Marie Claire Mutuyimana is a mother of four who lives in Masaka Sector, Kicukiro District.

After giving birth to her fourth child on Monday, August 10, 2020 she became the first parent to register her child through the new integrated civil registration system.


Under the new system, when a mother gives birth at a health facility, a designated civil registrar at that facility records details of the child and issues a National Identification Number (NIN) of a child to the mother.


Afterwards, the mother can go to an Irembo agent with the NIN and print out the birth certificate.


This will also be the way through which death certificates will be processed.

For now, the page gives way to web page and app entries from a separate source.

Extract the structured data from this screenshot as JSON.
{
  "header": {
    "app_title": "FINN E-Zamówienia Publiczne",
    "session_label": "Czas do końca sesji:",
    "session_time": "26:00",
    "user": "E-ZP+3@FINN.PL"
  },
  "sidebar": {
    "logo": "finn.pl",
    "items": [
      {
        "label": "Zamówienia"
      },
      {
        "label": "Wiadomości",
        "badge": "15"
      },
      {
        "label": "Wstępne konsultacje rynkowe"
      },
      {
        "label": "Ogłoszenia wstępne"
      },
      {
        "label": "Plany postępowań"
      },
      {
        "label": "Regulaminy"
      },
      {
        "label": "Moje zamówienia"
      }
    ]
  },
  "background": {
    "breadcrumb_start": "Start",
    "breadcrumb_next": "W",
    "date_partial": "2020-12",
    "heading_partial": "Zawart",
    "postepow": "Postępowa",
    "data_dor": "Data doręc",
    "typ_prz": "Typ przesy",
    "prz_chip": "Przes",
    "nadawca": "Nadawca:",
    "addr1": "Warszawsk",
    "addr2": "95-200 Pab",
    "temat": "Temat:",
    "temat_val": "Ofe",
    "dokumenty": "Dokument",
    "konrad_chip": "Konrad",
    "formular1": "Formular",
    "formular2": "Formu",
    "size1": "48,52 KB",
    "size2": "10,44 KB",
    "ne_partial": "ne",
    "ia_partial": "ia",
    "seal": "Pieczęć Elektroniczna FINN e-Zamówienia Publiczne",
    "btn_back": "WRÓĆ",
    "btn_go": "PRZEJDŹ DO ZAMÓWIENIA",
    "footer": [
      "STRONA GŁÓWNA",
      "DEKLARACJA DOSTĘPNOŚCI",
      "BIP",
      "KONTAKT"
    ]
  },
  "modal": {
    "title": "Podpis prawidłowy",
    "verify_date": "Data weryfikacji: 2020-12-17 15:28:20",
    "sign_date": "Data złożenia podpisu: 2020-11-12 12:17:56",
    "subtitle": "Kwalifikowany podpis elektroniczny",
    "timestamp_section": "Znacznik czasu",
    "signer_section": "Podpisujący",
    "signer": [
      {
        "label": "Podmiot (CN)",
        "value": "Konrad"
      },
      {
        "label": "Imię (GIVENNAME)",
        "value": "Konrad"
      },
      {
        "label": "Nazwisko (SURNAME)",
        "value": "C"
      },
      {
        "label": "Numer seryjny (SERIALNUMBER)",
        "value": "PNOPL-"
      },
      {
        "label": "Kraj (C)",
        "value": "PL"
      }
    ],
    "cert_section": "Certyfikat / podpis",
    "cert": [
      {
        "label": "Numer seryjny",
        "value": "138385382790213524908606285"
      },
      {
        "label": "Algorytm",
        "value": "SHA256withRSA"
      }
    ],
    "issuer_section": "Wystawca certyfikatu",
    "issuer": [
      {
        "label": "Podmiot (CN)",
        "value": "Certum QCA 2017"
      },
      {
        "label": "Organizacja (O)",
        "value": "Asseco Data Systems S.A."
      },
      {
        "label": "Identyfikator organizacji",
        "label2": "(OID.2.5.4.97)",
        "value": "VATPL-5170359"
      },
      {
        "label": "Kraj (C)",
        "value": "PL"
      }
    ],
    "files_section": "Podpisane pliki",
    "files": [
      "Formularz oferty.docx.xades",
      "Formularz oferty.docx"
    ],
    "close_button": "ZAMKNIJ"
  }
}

Previously, all civil registration procedures including death and birth registration had to take place at the sector level 15 days after giving birth, something that Mutuyimana said was cumbersome. 

“Getting the birth certificate for my three other children was not easy because my husband would be busy at work and I was supposed to be at the sector office 15 days after giving birth, which was not easy for me because I live far and therefore had to take a motorbike while I had not yet fully recovered,” she said.

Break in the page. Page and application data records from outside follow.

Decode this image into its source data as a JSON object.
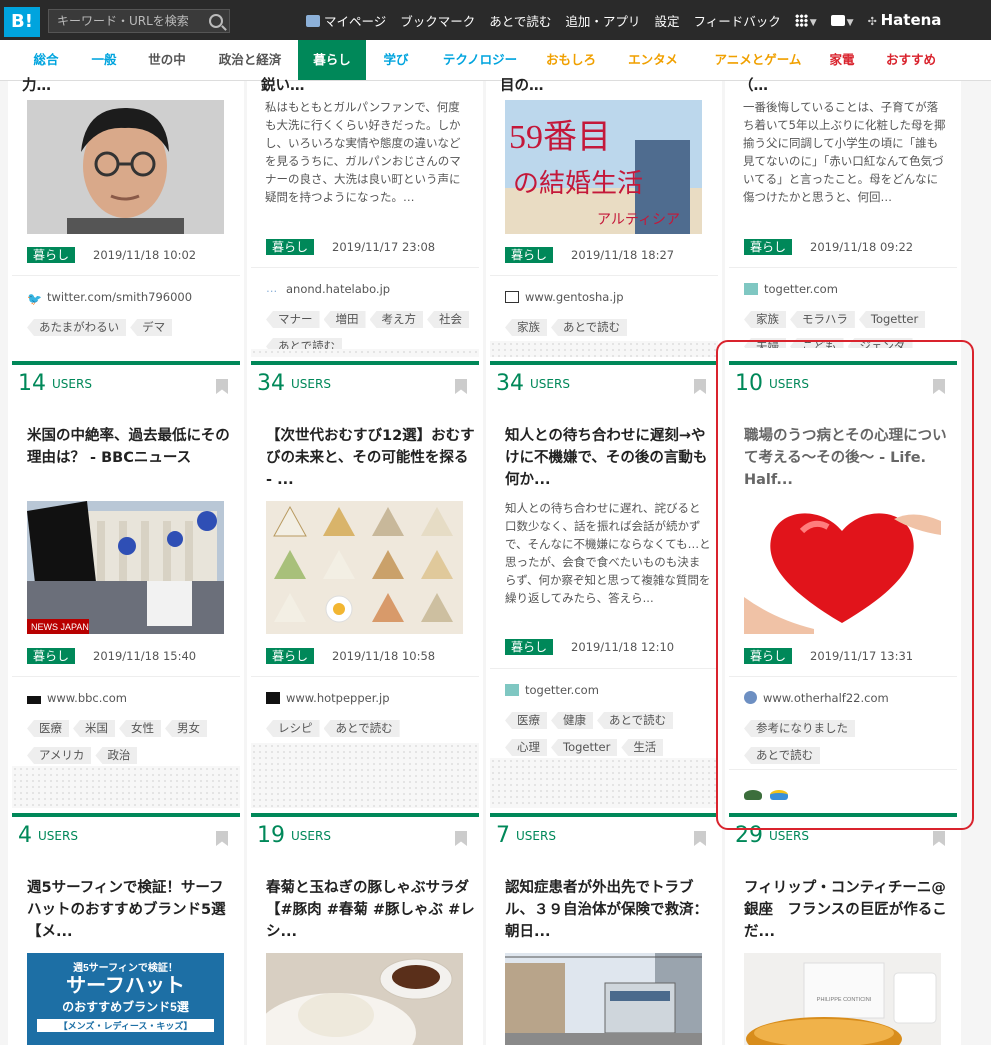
{
  "header": {
    "logo": "B!",
    "search_placeholder": "キーワード・URLを検索",
    "nav": [
      "マイページ",
      "ブックマーク",
      "あとで読む",
      "追加・アプリ",
      "設定",
      "フィードバック"
    ],
    "brand": "Hatena"
  },
  "categories": [
    {
      "label": "総合",
      "color": "#00a4de"
    },
    {
      "label": "一般",
      "color": "#00a4de"
    },
    {
      "label": "世の中",
      "color": "#555555"
    },
    {
      "label": "政治と経済",
      "color": "#555555"
    },
    {
      "label": "暮らし",
      "color": "#ffffff"
    },
    {
      "label": "学び",
      "color": "#00a4de"
    },
    {
      "label": "テクノロジー",
      "color": "#00a4de"
    },
    {
      "label": "おもしろ",
      "color": "#f0a000"
    },
    {
      "label": "エンタメ",
      "color": "#f0a000"
    },
    {
      "label": "アニメとゲーム",
      "color": "#f0a000"
    },
    {
      "label": "家電",
      "color": "#d9232d"
    },
    {
      "label": "おすすめ",
      "color": "#d9232d"
    }
  ],
  "users_label": "USERS",
  "top_row": [
    {
      "partial_title": "力…",
      "tag": "暮らし",
      "date": "2019/11/18 10:02",
      "source": "twitter.com/smith796000",
      "tags": [
        "あたまがわるい",
        "デマ"
      ]
    },
    {
      "partial_title": "鋭い…",
      "desc": "私はもともとガルパンファンで、何度も大洗に行くくらい好きだった。しかし、いろいろな実情や態度の違いなどを見るうちに、ガルパンおじさんのマナーの良さ、大洗は良い町という声に疑問を持つようになった。…",
      "tag": "暮らし",
      "date": "2019/11/17 23:08",
      "source": "anond.hatelabo.jp",
      "tags": [
        "マナー",
        "増田",
        "考え方",
        "社会",
        "あとで読む"
      ]
    },
    {
      "partial_title": "目の…",
      "thumb_text": [
        "59番目",
        "の結婚生活",
        "アルティシア"
      ],
      "tag": "暮らし",
      "date": "2019/11/18 18:27",
      "source": "www.gentosha.jp",
      "tags": [
        "家族",
        "あとで読む"
      ]
    },
    {
      "partial_title": "（…",
      "desc": "一番後悔していることは、子育てが落ち着いて5年以上ぶりに化粧した母を揶揄う父に同調して小学生の頃に「誰も見てないのに」「赤い口紅なんて色気づいてる」と言ったこと。母をどんなに傷つけたかと思うと、何回…",
      "tag": "暮らし",
      "date": "2019/11/18 09:22",
      "source": "togetter.com",
      "tags": [
        "家族",
        "モラハラ",
        "Togetter",
        "夫婦",
        "こども",
        "ジェンダ"
      ]
    }
  ],
  "middle_row": [
    {
      "users": "14",
      "title": "米国の中絶率、過去最低にその理由は？ - BBCニュース",
      "thumb_text": "NEWS JAPAN",
      "tag": "暮らし",
      "date": "2019/11/18 15:40",
      "source": "www.bbc.com",
      "tags": [
        "医療",
        "米国",
        "女性",
        "男女",
        "アメリカ",
        "政治"
      ]
    },
    {
      "users": "34",
      "title": "【次世代おむすび12選】おむすびの未来と、その可能性を探る - ...",
      "tag": "暮らし",
      "date": "2019/11/18 10:58",
      "source": "www.hotpepper.jp",
      "tags": [
        "レシピ",
        "あとで読む"
      ]
    },
    {
      "users": "34",
      "title": "知人との待ち合わせに遅刻→やけに不機嫌で、その後の言動も何か...",
      "desc": "知人との待ち合わせに遅れ、詫びると口数少なく、話を振れば会話が続かずで、そんなに不機嫌にならなくても…と思ったが、会食で食べたいものも決まらず、何か察ぞ知と思って複雑な質問を繰り返してみたら、答えら...",
      "tag": "暮らし",
      "date": "2019/11/18 12:10",
      "source": "togetter.com",
      "tags": [
        "医療",
        "健康",
        "あとで読む",
        "心理",
        "Togetter",
        "生活"
      ]
    },
    {
      "users": "10",
      "title": "職場のうつ病とその心理について考える〜その後〜 - Life. Half...",
      "tag": "暮らし",
      "date": "2019/11/17 13:31",
      "source": "www.otherhalf22.com",
      "tags": [
        "参考になりました",
        "あとで読む"
      ]
    }
  ],
  "bottom_row": [
    {
      "users": "4",
      "title": "週5サーフィンで検証！サーフハットのおすすめブランド5選【メ...",
      "thumb_lines": [
        "週5サーフィンで検証！",
        "サーフハット",
        "のおすすめブランド5選",
        "【メンズ・レディース・キッズ】"
      ]
    },
    {
      "users": "19",
      "title": "春菊と玉ねぎの豚しゃぶサラダ【#豚肉 #春菊 #豚しゃぶ #レシ..."
    },
    {
      "users": "7",
      "title": "認知症患者が外出先でトラブル、３９自治体が保険で救済：朝日..."
    },
    {
      "users": "29",
      "title": "フィリップ・コンティチーニ@銀座　フランスの巨匠が作るこだ...",
      "thumb_text": "PHILIPPE CONTICINI"
    }
  ]
}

Quick and efficient service delivery

While launching the new system at Masaka Hospital on Monday, the Minister of Local Government, Anastase Shyaka, noted that the new development will ensure better service delivery.

“This is another milestone in embracing technology as a country, and we believe citizens will now receive better service at the shortest cost in terms of time and distance travelled, with no need of making long queues at the sector office,” he told the press.

Under the new system, mothers who will give birth from their home will reach out to their respective cell executive secretary to register their babies, which is also a new development.

However, according to Shyaka, all mothers are encouraged to give birth from health facilities.

Accurate national planning

According to Josephine Mukesha, the Director General of the National Identification Agency (NIDA), the new system will be accessed by different institutions, which will help the government to plan based on accurate statistics.

“The new system comes with interoperable capabilities to link CRVS (civil registration and vital statistics), the population registry, and the Health Information Management System, among other databases to ensure all institutions with stake in civic information receive the same data and plan accordingly without having to do multiple entries,” she said.

According to NIDA, the new CRVS system will begin with the registration and certification of the events of birth and death, learning from which will inform approaches for adding other events into the system.

Rwanda recognises nine vital events: birth, death, marriage, and divorce, annulment of marriage, guardianship, adoption, recognition, and legitimation. 

The registration of these events allows citizens to get benefits including services they are entitled to, said Mukesha.

While the birth registration rate in Rwanda is currently at 63 per cent, higher than the sub-Saharan Africa average of 44 per cent, it remains lower than the global target of 90 per cent by 2025.

Also, the country’s death registration is at 30 per cent.

According to an adopted CRVS strategy for 2017-2022, Rwanda seeks to increase birth and death registration and certification to 95 percent and 90 percent respectively against global targets of increasing them to 90 and 70 percent by 2025.

The Ministry of Local Government reiterated that the new system will help achieve this target.

Subscribe to The New Times E-Paper

For news tips and story ideas please WhatsApp +250 788 310 999    


Follow The New Times on Google News